↓↓↓
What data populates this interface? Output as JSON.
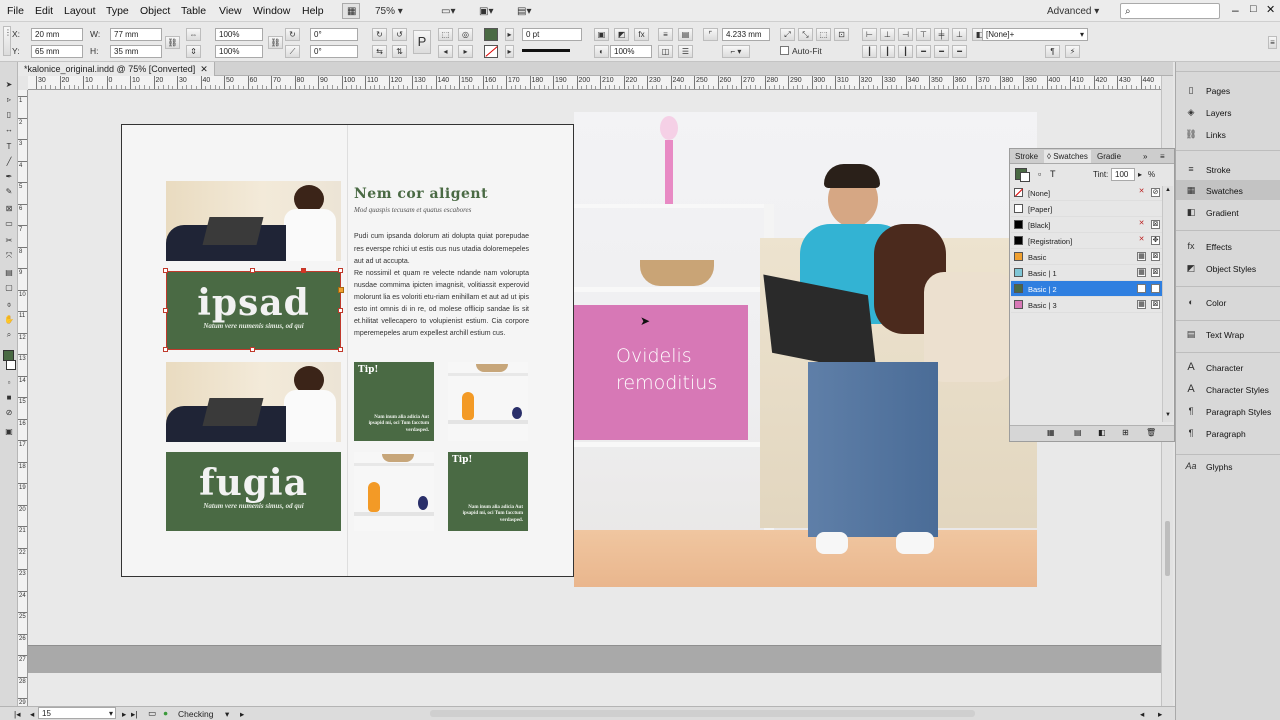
{
  "menu": {
    "items": [
      "File",
      "Edit",
      "Layout",
      "Type",
      "Object",
      "Table",
      "View",
      "Window",
      "Help"
    ],
    "zoom": "75%",
    "workspace": "Advanced",
    "search_placeholder": ""
  },
  "control": {
    "x": "20 mm",
    "y": "65 mm",
    "w": "77 mm",
    "h": "35 mm",
    "scale_x": "100%",
    "scale_y": "100%",
    "rotate": "0°",
    "shear": "0°",
    "stroke_weight": "0 pt",
    "opacity": "100%",
    "offset": "4.233 mm",
    "autofit": "Auto-Fit",
    "object_style": "[None]+",
    "labels": {
      "x": "X:",
      "y": "Y:",
      "w": "W:",
      "h": "H:"
    }
  },
  "document": {
    "tab_title": "*kalonice_original.indd @ 75% [Converted]",
    "ruler_marks": [
      "30",
      "20",
      "10",
      "0",
      "10",
      "20",
      "30",
      "40",
      "50",
      "60",
      "70",
      "80",
      "90",
      "100",
      "110",
      "120",
      "130",
      "140",
      "150",
      "160",
      "170",
      "180",
      "190",
      "200",
      "210",
      "220",
      "230",
      "240",
      "250",
      "260",
      "270",
      "280",
      "290",
      "300",
      "310",
      "320",
      "330",
      "340",
      "350",
      "360",
      "370",
      "380",
      "390",
      "400",
      "410",
      "420",
      "430",
      "440",
      "450"
    ],
    "vruler_marks": [
      "1",
      "2",
      "3",
      "4",
      "5",
      "6",
      "7",
      "8",
      "9",
      "10",
      "11",
      "12",
      "13",
      "14",
      "15",
      "16",
      "17",
      "18",
      "19",
      "20",
      "21",
      "22",
      "23",
      "24",
      "25",
      "26",
      "27",
      "28",
      "29"
    ]
  },
  "spread": {
    "heading": "Nem cor aligent",
    "subheading": "Mod quaspis tecusam et quatus escabores",
    "para1": "Pudi cum ipsanda dolorum ati dolupta quiat porepudae res everspe rchici ut estis cus nus utadia doloremepeles aut ad ut accupta.",
    "para2": "Re nossimil et quam re velecte ndande nam volorupta nusdae commima ipicten imagnisit, volitiassit experovid molorunt lia es voloriti etu-riam enihillam et aut ad ut ipis esto int omnis di in re, od molese offlicip sandae lis sit et.hilitat vellecapero to volupienist estium. Cia corpore mperemepeles arum expellest archill estium cus.",
    "box1_big": "ipsad",
    "box1_caption": "Natum vere numenis simus, od qui",
    "box2_big": "fugia",
    "box2_caption": "Natum vere numenis simus, od qui",
    "tip_label": "Tip!",
    "tip_text": "Nam inum alia adicia Aut ipsapid mi, oci Tum facctum verdasped.",
    "tip2_label": "Tip!",
    "tip2_text": "Nam inum alia adicia Aut ipsapid mi, oci Tum facctum verdasped.",
    "pink_text": "Ovidelis remoditius"
  },
  "swatches": {
    "tabs": [
      "Stroke",
      "Swatches",
      "Gradie"
    ],
    "tint_label": "Tint:",
    "tint_value": "100",
    "tint_unit": "%",
    "items": [
      {
        "name": "[None]",
        "color": "#ffffff"
      },
      {
        "name": "[Paper]",
        "color": "#ffffff"
      },
      {
        "name": "[Black]",
        "color": "#000000"
      },
      {
        "name": "[Registration]",
        "color": "#000000"
      },
      {
        "name": "Basic",
        "color": "#f0a030"
      },
      {
        "name": "Basic | 1",
        "color": "#7fc6d6"
      },
      {
        "name": "Basic | 2",
        "color": "#4a6a44"
      },
      {
        "name": "Basic | 3",
        "color": "#d778b6"
      }
    ],
    "selected_index": 6
  },
  "panels": {
    "items": [
      "Pages",
      "Layers",
      "Links",
      "Stroke",
      "Swatches",
      "Gradient",
      "Effects",
      "Object Styles",
      "Color",
      "Text Wrap",
      "Character",
      "Character Styles",
      "Paragraph Styles",
      "Paragraph",
      "Glyphs"
    ]
  },
  "status": {
    "page": "15",
    "preflight": "Checking"
  },
  "colors": {
    "green": "#4a6a44",
    "pink": "#d778b6",
    "selection": "#2f7fe0"
  }
}
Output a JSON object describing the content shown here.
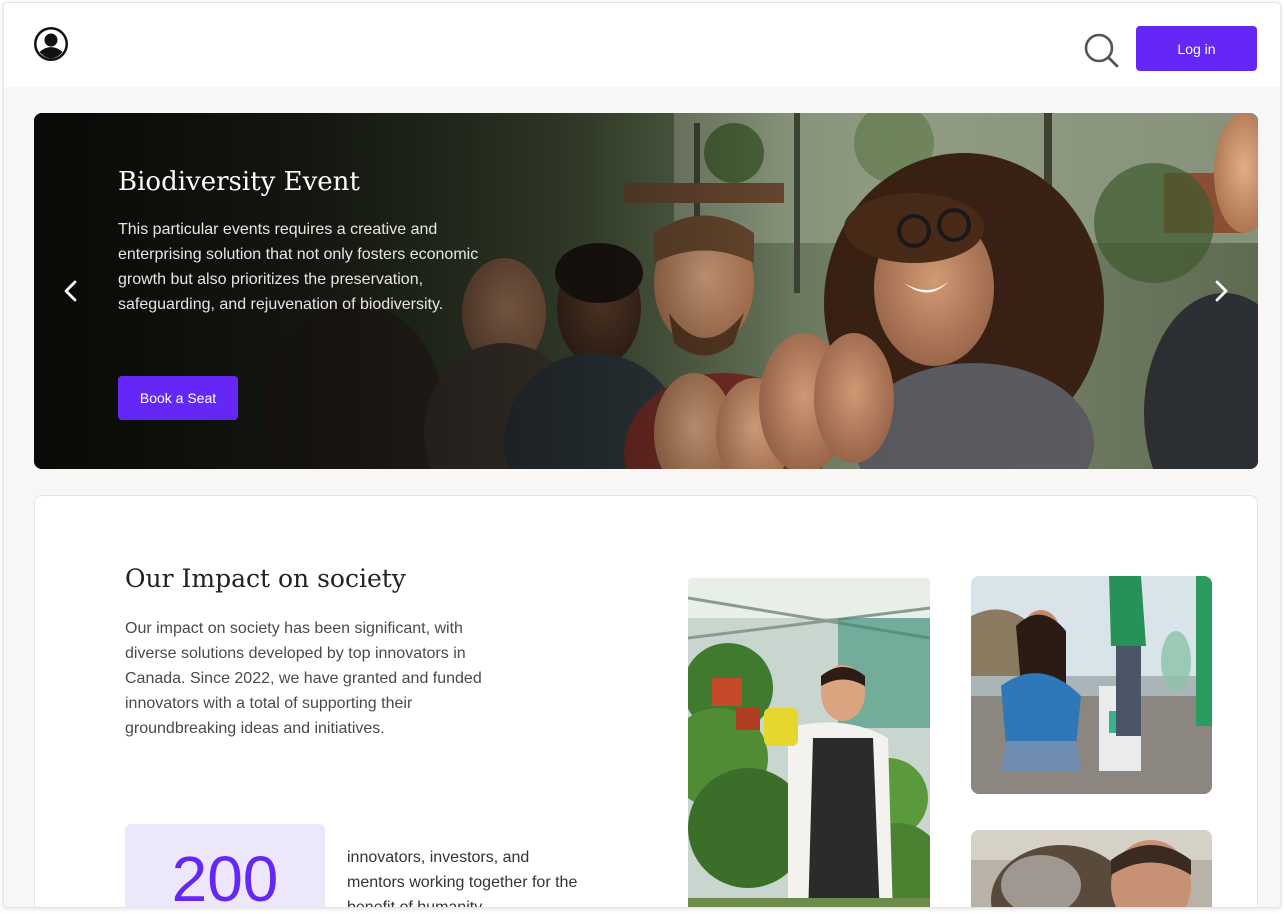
{
  "header": {
    "logo_icon": "user-circle-logo-icon",
    "search_icon": "search-icon",
    "login_label": "Log in"
  },
  "hero": {
    "title": "Biodiversity Event",
    "description": "This particular events requires a creative and enterprising solution that not only fosters economic growth but also prioritizes the preservation, safeguarding, and rejuvenation of biodiversity.",
    "button_label": "Book a Seat",
    "prev_icon": "chevron-left-icon",
    "next_icon": "chevron-right-icon",
    "image": "audience-clapping-photo"
  },
  "impact": {
    "title": "Our Impact on society",
    "description": "Our impact on society has been significant, with diverse solutions developed by top innovators in Canada. Since 2022, we have granted and funded innovators with a total of supporting their groundbreaking ideas and initiatives.",
    "stat_value": "200",
    "stat_text": "innovators, investors, and mentors working together for the benefit of humanity",
    "photos": [
      "greenhouse-gardener-photo",
      "beach-recycling-photo",
      "team-photo"
    ]
  },
  "colors": {
    "accent": "#6427f6",
    "stat_bg": "#ece7fb",
    "page_bg": "#f8f7f6"
  }
}
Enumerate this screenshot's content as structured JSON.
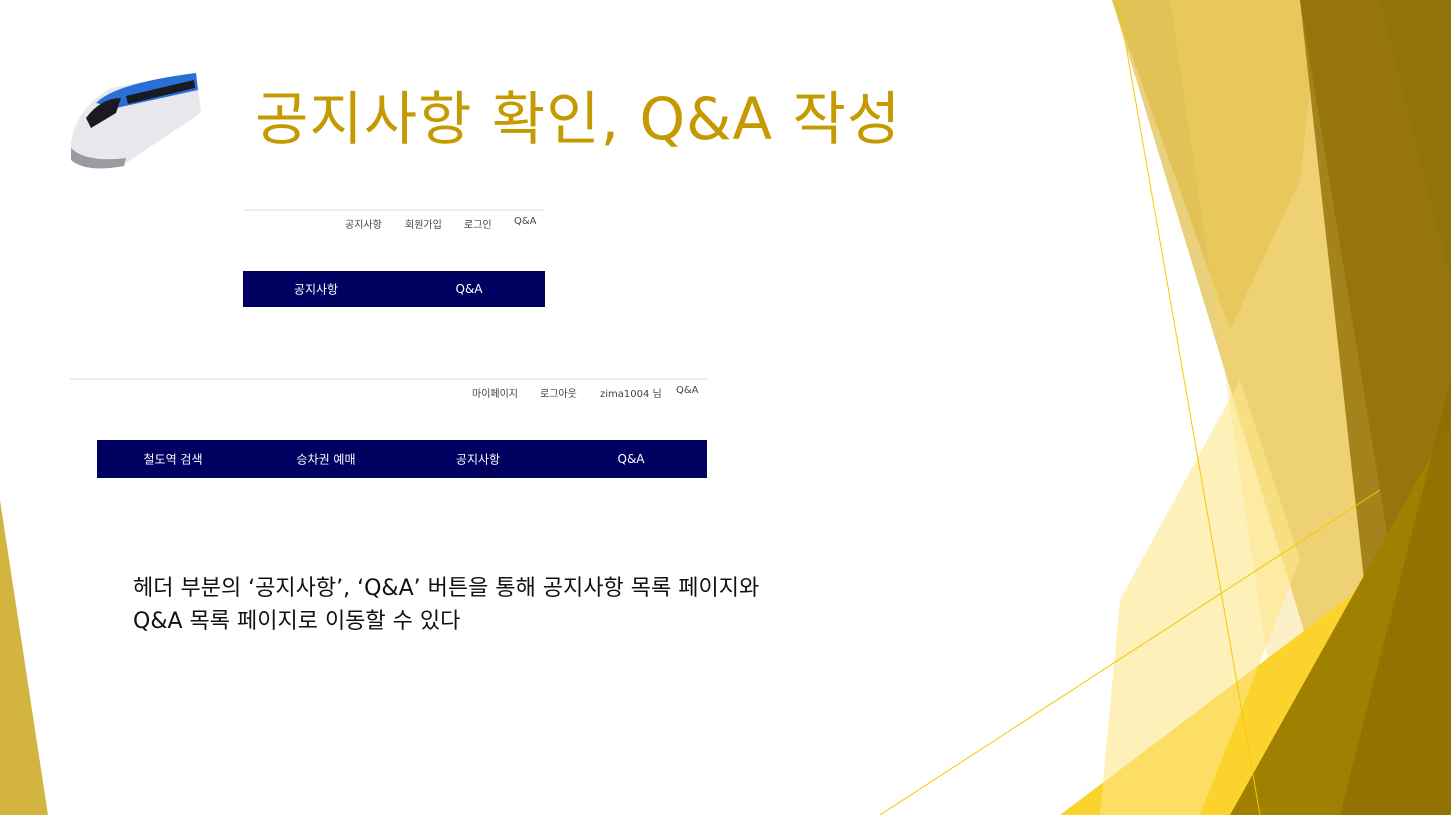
{
  "slide": {
    "title": "공지사항 확인, Q&A 작성",
    "description_line1": "헤더 부분의 ‘공지사항’, ‘Q&A’ 버튼을 통해 공지사항 목록 페이지와",
    "description_line2": "Q&A 목록 페이지로 이동할 수 있다"
  },
  "screenshot_guest": {
    "top_links": [
      "공지사항",
      "회원가입",
      "로그인",
      "Q&A"
    ],
    "nav": [
      "공지사항",
      "Q&A"
    ]
  },
  "screenshot_member": {
    "top_links": [
      "마이페이지",
      "로그아웃",
      "zima1004 님",
      "Q&A"
    ],
    "nav": [
      "철도역 검색",
      "승차권 예매",
      "공지사항",
      "Q&A"
    ]
  },
  "colors": {
    "title": "#c49a00",
    "nav_bg": "#000060",
    "accent": "#e0c040"
  }
}
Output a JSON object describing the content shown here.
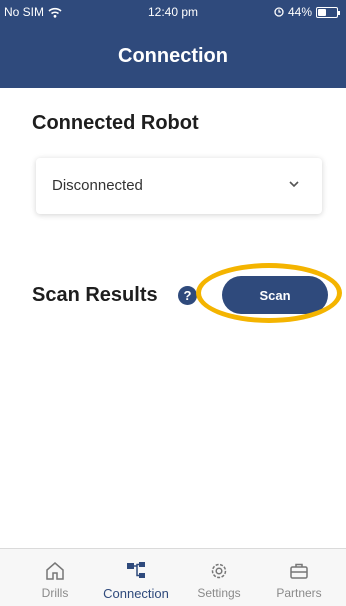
{
  "status_bar": {
    "carrier": "No SIM",
    "time": "12:40 pm",
    "battery": "44%",
    "battery_level": 0.44
  },
  "header": {
    "title": "Connection"
  },
  "connected_robot": {
    "heading": "Connected Robot",
    "dropdown_value": "Disconnected"
  },
  "scan": {
    "heading": "Scan Results",
    "help_symbol": "?",
    "button_label": "Scan"
  },
  "highlight_color": "#f4b400",
  "accent_color": "#2f4a7c",
  "tabs": [
    {
      "label": "Drills",
      "icon": "home-icon",
      "active": false
    },
    {
      "label": "Connection",
      "icon": "connection-icon",
      "active": true
    },
    {
      "label": "Settings",
      "icon": "gear-icon",
      "active": false
    },
    {
      "label": "Partners",
      "icon": "briefcase-icon",
      "active": false
    }
  ]
}
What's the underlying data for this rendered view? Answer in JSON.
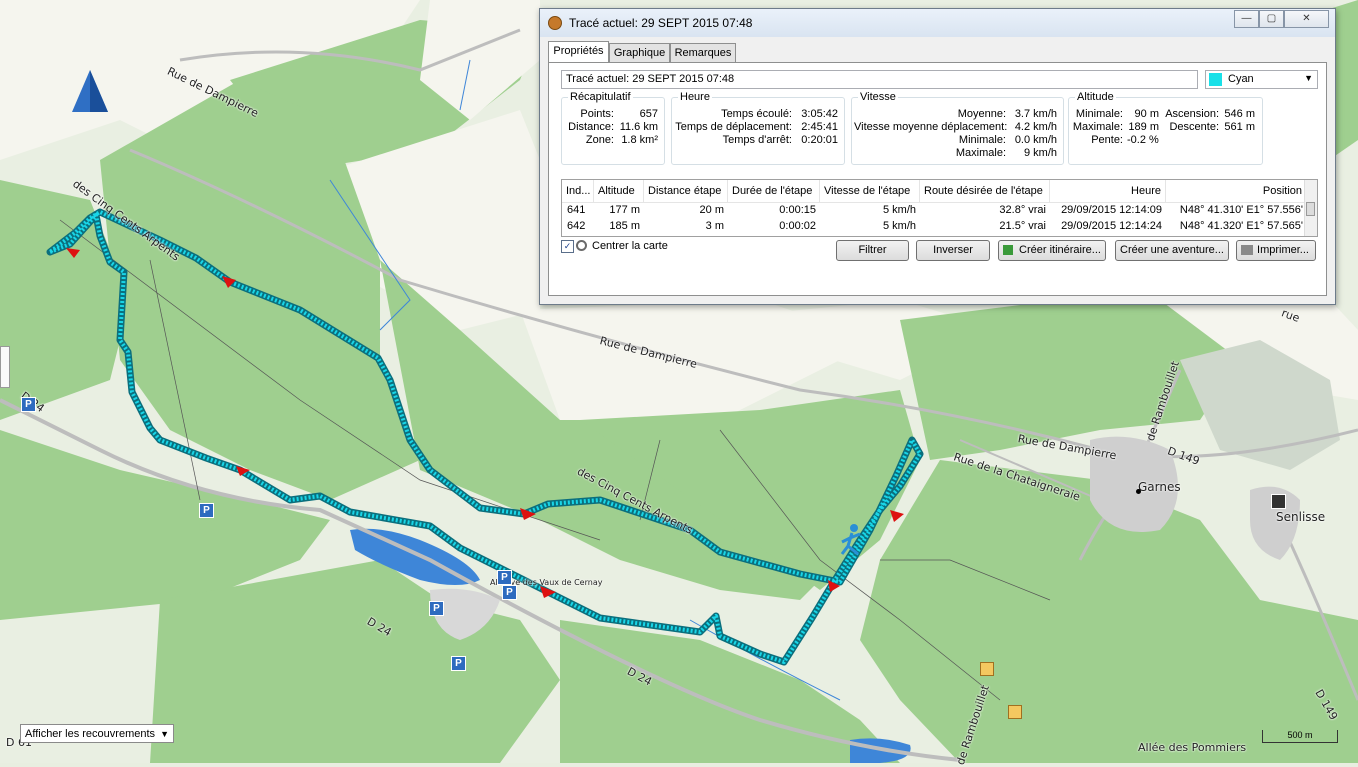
{
  "colors": {
    "map_bg": "#e8eee0",
    "forest": "#9fcf8f",
    "field": "#f6f6ec",
    "track": "#19d6e8",
    "water": "#3e86d8",
    "dialog_bg": "#f0f0f0"
  },
  "map": {
    "labels": {
      "rue_dampierre_1": "Rue de Dampierre",
      "rue_dampierre_2": "Rue de Dampierre",
      "rue_dampierre_3": "Rue de Dampierre",
      "cinq_cents_1": "des Cinq Cents Arpents",
      "cinq_cents_2": "des Cinq Cents Arpents",
      "d24_left": "D 24",
      "d24_mid": "D 24",
      "d24_bottom": "D 24",
      "d61": "D 61",
      "d149": "D 149",
      "d149b": "D 149",
      "chataigneraie": "Rue de la Chataigneraie",
      "rambouillet": "de Rambouillet",
      "rambouillet2": "de Rambouillet",
      "garnes": "Garnes",
      "senlisse": "Senlisse",
      "pommiers": "Allée des Pommiers",
      "abbaye": "Abbaye des Vaux de Cernay",
      "rue_edge": "rue"
    },
    "parking": [
      "P",
      "P",
      "P",
      "P",
      "P",
      "P"
    ],
    "overlay_select": "Afficher les recouvrements",
    "scale_label": "500 m"
  },
  "dialog": {
    "title": "Tracé actuel: 29 SEPT 2015 07:48",
    "tabs": [
      "Propriétés",
      "Graphique",
      "Remarques"
    ],
    "name_value": "Tracé actuel: 29 SEPT 2015 07:48",
    "color_value": "Cyan",
    "recap": {
      "title": "Récapitulatif",
      "points_label": "Points:",
      "points": "657",
      "distance_label": "Distance:",
      "distance": "11.6 km",
      "zone_label": "Zone:",
      "zone": "1.8 km²"
    },
    "time": {
      "title": "Heure",
      "elapsed_label": "Temps écoulé:",
      "elapsed": "3:05:42",
      "moving_label": "Temps de déplacement:",
      "moving": "2:45:41",
      "stopped_label": "Temps d'arrêt:",
      "stopped": "0:20:01"
    },
    "speed": {
      "title": "Vitesse",
      "avg_label": "Moyenne:",
      "avg": "3.7 km/h",
      "moving_avg_label": "Vitesse moyenne déplacement:",
      "moving_avg": "4.2 km/h",
      "min_label": "Minimale:",
      "min": "0.0 km/h",
      "max_label": "Maximale:",
      "max": "9 km/h"
    },
    "altitude": {
      "title": "Altitude",
      "min_label": "Minimale:",
      "min": "90 m",
      "max_label": "Maximale:",
      "max": "189 m",
      "slope_label": "Pente:",
      "slope": "-0.2 %",
      "ascent_label": "Ascension:",
      "ascent": "546 m",
      "descent_label": "Descente:",
      "descent": "561 m"
    },
    "table": {
      "headers": [
        "Ind...",
        "Altitude",
        "Distance étape",
        "Durée de l'étape",
        "Vitesse de l'étape",
        "Route désirée de l'étape",
        "Heure",
        "Position"
      ],
      "rows": [
        [
          "641",
          "177 m",
          "20 m",
          "0:00:15",
          "5 km/h",
          "32.8° vrai",
          "29/09/2015 12:14:09",
          "N48° 41.310' E1° 57.556'"
        ],
        [
          "642",
          "185 m",
          "3 m",
          "0:00:02",
          "5 km/h",
          "21.5° vrai",
          "29/09/2015 12:14:24",
          "N48° 41.320' E1° 57.565'"
        ]
      ]
    },
    "center_map_label": "Centrer la carte",
    "buttons": {
      "filter": "Filtrer",
      "invert": "Inverser",
      "create_route": "Créer itinéraire...",
      "create_adventure": "Créer une aventure...",
      "print": "Imprimer..."
    }
  }
}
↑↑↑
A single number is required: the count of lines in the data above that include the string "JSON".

5